EXERCISE
When the word "text" appears in a line of the data below, list that line.

Dataset rows describing interfaces:
------

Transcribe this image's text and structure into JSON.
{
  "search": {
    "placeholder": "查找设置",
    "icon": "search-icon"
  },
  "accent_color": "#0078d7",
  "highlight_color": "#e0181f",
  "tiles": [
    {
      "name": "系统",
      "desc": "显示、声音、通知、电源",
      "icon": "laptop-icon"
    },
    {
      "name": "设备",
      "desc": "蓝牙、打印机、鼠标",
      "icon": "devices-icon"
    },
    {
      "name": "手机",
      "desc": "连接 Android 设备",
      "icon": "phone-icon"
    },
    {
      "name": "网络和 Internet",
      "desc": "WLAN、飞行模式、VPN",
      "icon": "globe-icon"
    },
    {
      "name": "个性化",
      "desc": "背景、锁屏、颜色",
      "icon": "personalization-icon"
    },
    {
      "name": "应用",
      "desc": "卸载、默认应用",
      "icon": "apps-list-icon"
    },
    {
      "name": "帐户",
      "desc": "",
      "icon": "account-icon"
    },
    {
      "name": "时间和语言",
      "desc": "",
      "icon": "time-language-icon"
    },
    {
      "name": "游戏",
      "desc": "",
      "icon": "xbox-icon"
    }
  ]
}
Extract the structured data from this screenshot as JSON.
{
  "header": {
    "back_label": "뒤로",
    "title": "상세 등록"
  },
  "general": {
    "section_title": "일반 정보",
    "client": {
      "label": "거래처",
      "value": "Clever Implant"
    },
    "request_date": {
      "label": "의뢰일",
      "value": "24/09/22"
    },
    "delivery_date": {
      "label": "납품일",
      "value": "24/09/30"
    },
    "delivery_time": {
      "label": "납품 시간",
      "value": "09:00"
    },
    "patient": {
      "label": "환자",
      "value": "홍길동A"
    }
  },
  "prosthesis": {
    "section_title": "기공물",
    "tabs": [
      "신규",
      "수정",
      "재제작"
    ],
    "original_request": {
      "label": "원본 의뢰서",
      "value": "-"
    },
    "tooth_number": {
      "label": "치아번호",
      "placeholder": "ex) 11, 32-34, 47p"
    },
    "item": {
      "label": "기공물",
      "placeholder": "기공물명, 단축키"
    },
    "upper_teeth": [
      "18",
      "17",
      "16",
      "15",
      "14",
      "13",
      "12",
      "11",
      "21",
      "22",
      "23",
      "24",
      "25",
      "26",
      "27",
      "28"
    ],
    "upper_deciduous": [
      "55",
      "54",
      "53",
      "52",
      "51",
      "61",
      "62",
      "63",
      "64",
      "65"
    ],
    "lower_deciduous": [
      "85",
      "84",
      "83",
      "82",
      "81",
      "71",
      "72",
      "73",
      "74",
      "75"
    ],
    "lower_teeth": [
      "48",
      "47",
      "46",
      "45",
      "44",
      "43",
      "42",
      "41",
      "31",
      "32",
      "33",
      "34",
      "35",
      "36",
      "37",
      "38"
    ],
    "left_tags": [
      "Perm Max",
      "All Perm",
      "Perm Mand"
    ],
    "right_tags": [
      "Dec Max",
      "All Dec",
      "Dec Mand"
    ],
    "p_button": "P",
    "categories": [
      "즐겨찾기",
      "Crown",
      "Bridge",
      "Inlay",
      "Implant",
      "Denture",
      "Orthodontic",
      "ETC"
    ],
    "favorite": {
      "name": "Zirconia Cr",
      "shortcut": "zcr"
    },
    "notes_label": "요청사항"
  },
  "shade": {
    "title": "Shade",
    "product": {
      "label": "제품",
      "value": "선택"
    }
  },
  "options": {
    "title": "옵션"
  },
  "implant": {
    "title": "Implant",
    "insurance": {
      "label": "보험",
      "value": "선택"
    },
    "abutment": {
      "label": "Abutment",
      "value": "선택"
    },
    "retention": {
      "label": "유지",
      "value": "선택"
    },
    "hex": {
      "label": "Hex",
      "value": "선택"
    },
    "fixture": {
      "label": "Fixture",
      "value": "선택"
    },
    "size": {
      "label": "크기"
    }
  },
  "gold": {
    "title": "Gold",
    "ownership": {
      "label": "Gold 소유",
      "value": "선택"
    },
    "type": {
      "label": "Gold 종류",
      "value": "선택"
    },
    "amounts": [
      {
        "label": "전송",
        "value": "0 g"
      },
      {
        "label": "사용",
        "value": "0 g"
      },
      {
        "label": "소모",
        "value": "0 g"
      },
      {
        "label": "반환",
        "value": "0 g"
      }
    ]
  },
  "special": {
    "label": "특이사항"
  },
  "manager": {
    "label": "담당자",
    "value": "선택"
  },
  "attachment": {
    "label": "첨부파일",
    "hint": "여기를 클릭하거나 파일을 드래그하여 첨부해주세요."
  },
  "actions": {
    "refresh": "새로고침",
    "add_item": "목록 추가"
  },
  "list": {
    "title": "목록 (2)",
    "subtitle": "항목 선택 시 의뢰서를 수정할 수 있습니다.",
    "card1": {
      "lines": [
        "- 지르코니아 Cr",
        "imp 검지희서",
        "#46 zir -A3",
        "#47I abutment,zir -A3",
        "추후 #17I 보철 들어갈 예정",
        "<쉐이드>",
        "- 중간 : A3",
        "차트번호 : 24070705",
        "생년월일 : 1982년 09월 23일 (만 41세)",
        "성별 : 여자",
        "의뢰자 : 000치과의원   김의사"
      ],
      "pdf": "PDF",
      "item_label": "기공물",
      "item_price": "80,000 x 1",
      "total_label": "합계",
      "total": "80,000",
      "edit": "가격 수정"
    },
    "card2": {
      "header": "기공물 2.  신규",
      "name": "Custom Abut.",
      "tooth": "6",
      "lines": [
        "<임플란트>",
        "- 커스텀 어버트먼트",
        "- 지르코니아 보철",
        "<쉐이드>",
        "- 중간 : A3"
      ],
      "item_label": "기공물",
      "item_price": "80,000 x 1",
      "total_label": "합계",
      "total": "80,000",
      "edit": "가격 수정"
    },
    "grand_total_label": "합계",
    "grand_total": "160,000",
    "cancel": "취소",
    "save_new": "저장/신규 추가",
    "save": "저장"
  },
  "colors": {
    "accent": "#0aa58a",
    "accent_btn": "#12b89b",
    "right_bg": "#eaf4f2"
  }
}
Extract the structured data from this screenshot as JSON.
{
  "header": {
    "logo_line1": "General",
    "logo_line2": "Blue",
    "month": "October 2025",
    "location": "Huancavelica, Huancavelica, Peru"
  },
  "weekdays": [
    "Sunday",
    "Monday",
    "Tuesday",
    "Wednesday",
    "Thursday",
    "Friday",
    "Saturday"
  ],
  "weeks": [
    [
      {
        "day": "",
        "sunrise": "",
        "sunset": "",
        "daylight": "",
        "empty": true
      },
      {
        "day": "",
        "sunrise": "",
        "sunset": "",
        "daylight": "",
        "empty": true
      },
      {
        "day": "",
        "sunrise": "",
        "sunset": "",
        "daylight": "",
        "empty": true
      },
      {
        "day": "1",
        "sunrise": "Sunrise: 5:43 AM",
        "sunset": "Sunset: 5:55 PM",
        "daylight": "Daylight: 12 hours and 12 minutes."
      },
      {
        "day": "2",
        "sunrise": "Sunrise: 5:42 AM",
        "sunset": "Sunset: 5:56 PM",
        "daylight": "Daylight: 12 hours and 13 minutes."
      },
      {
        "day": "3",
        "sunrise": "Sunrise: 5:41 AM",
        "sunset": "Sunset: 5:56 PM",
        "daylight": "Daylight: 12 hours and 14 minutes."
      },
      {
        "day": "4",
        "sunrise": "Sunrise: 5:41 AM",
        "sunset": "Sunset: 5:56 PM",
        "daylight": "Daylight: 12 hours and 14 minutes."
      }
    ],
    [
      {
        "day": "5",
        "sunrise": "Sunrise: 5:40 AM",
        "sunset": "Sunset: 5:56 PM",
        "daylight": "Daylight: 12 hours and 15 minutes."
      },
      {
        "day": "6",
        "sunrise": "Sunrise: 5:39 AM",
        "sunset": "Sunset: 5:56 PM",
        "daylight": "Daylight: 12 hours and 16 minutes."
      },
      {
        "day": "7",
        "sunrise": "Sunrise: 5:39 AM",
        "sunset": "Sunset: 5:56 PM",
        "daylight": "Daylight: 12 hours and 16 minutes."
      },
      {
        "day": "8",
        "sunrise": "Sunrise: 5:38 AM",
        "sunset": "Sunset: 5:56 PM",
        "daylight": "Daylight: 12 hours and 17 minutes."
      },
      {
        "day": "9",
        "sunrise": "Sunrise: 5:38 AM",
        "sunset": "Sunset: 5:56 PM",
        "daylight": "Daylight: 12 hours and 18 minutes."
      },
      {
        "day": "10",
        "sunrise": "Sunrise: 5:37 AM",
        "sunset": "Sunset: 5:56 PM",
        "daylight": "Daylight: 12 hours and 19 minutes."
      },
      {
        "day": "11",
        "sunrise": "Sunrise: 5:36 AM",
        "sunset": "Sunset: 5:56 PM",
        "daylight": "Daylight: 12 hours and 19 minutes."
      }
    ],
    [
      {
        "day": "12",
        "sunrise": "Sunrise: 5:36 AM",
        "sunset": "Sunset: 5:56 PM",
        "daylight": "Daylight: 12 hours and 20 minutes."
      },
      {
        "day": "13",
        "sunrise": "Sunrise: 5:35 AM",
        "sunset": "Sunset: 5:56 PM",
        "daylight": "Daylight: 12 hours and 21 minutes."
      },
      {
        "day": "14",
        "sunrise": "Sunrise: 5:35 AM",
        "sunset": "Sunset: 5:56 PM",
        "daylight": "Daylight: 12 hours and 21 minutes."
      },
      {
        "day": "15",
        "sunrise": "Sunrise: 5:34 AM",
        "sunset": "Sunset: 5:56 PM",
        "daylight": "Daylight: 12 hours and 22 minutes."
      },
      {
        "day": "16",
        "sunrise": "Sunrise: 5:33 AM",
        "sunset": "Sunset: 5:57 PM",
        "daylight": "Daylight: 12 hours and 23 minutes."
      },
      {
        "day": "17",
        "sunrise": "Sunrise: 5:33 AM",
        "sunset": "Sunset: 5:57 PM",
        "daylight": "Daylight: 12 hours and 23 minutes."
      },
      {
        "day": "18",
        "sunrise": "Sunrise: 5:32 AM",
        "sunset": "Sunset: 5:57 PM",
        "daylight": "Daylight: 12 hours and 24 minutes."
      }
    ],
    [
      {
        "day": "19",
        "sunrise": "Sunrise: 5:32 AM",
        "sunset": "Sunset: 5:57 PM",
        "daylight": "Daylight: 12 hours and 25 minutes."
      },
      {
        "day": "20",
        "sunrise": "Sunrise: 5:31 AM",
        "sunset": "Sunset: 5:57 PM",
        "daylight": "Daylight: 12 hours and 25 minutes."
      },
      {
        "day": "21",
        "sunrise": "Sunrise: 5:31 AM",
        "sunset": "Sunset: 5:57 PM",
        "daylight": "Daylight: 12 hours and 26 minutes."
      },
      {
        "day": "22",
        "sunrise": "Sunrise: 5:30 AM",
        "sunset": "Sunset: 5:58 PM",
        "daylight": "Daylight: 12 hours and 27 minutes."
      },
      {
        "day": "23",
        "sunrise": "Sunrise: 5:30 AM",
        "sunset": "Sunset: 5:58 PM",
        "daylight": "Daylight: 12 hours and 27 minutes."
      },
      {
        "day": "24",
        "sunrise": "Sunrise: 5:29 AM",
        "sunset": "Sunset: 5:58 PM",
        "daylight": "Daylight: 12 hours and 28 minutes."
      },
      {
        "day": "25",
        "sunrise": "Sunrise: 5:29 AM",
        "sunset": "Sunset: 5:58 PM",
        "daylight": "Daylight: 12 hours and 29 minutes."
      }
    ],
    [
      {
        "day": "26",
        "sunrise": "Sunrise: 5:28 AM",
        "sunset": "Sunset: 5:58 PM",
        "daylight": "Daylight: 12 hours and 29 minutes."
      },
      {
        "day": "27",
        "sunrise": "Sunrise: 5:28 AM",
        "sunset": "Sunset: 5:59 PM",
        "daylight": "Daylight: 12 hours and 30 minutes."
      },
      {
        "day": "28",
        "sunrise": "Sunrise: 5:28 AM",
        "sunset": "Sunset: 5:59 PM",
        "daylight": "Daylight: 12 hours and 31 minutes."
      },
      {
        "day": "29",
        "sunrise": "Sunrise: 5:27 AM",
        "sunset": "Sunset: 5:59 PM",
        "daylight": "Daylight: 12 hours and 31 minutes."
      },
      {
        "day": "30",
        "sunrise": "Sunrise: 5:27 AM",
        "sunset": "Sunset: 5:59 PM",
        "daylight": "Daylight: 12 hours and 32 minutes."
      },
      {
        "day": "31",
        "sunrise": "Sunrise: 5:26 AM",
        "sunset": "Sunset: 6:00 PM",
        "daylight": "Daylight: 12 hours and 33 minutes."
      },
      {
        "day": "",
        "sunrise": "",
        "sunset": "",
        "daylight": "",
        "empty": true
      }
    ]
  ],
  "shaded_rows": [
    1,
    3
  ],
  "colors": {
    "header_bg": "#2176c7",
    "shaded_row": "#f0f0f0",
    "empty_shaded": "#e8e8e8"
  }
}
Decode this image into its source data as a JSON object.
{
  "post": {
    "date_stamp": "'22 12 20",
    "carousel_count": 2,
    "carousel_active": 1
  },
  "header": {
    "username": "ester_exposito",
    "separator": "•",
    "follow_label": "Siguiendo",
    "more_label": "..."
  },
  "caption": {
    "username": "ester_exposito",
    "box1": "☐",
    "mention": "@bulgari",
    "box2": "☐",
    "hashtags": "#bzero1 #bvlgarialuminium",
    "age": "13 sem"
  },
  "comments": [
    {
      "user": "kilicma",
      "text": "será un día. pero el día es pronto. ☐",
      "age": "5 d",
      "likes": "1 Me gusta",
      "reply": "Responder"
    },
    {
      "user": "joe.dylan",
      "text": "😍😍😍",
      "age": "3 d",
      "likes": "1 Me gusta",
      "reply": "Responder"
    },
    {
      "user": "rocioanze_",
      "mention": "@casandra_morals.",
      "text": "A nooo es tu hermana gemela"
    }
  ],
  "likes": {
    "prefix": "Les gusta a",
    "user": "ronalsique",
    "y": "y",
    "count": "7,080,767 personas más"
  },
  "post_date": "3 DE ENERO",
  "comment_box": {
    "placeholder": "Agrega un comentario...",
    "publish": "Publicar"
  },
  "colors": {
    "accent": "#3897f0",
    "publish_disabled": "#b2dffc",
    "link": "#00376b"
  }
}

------

TASK RESULT
Transcribe this image's text and structure into JSON.
      "text": "será un día. pero el día es pronto. ☐",
      "text": "😍😍😍",
      "text": "A nooo es tu hermana gemela"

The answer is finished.